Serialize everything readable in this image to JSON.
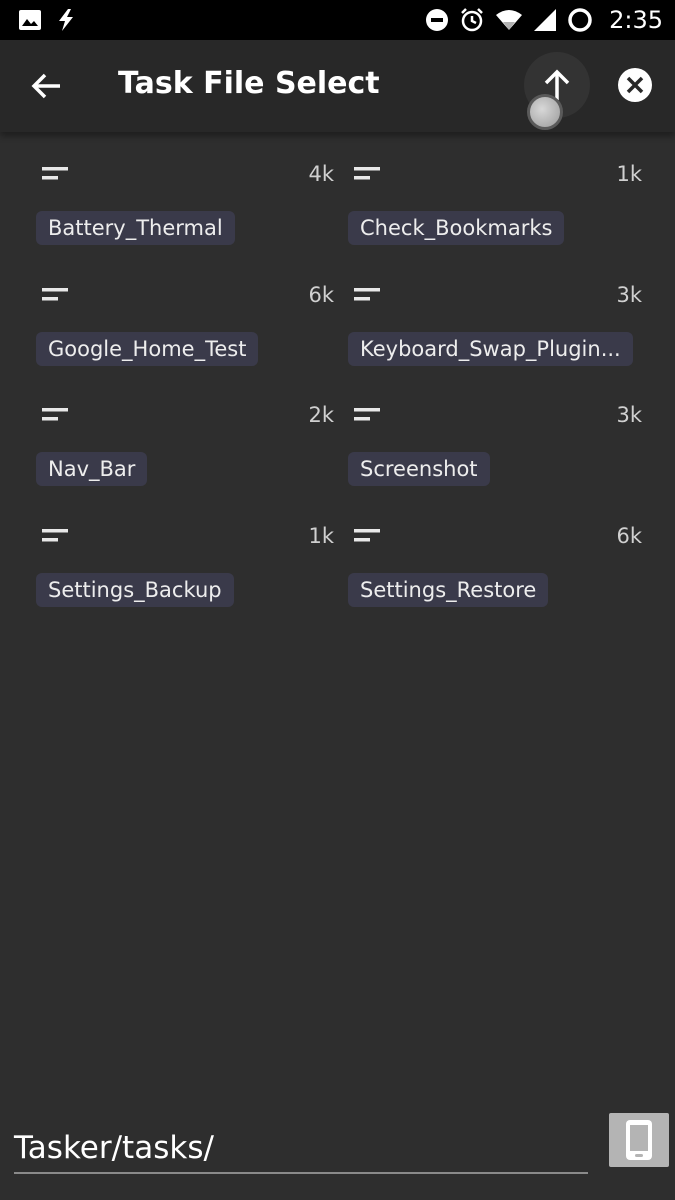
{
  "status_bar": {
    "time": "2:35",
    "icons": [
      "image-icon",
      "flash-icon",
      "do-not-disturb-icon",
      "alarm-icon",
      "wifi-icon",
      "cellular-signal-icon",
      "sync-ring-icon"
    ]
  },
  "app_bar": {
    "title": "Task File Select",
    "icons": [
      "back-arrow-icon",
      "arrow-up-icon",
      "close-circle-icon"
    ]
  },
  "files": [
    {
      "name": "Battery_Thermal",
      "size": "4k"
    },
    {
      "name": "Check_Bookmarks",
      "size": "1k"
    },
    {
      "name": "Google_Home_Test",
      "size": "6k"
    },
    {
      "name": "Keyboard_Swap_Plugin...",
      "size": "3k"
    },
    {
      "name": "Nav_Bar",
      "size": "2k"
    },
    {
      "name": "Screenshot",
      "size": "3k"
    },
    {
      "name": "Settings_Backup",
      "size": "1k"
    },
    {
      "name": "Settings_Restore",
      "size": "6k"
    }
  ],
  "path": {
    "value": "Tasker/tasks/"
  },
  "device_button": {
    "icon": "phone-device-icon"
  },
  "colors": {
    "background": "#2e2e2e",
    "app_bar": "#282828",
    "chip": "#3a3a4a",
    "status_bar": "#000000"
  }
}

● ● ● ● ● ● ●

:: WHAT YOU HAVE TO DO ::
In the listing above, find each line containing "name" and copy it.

:: REPLY TO THE TASK ::
      "name": "Battery_Thermal",
      "name": "Check_Bookmarks",
      "name": "Google_Home_Test",
      "name": "Keyboard_Swap_Plugin...",
      "name": "Nav_Bar",
      "name": "Screenshot",
      "name": "Settings_Backup",
      "name": "Settings_Restore",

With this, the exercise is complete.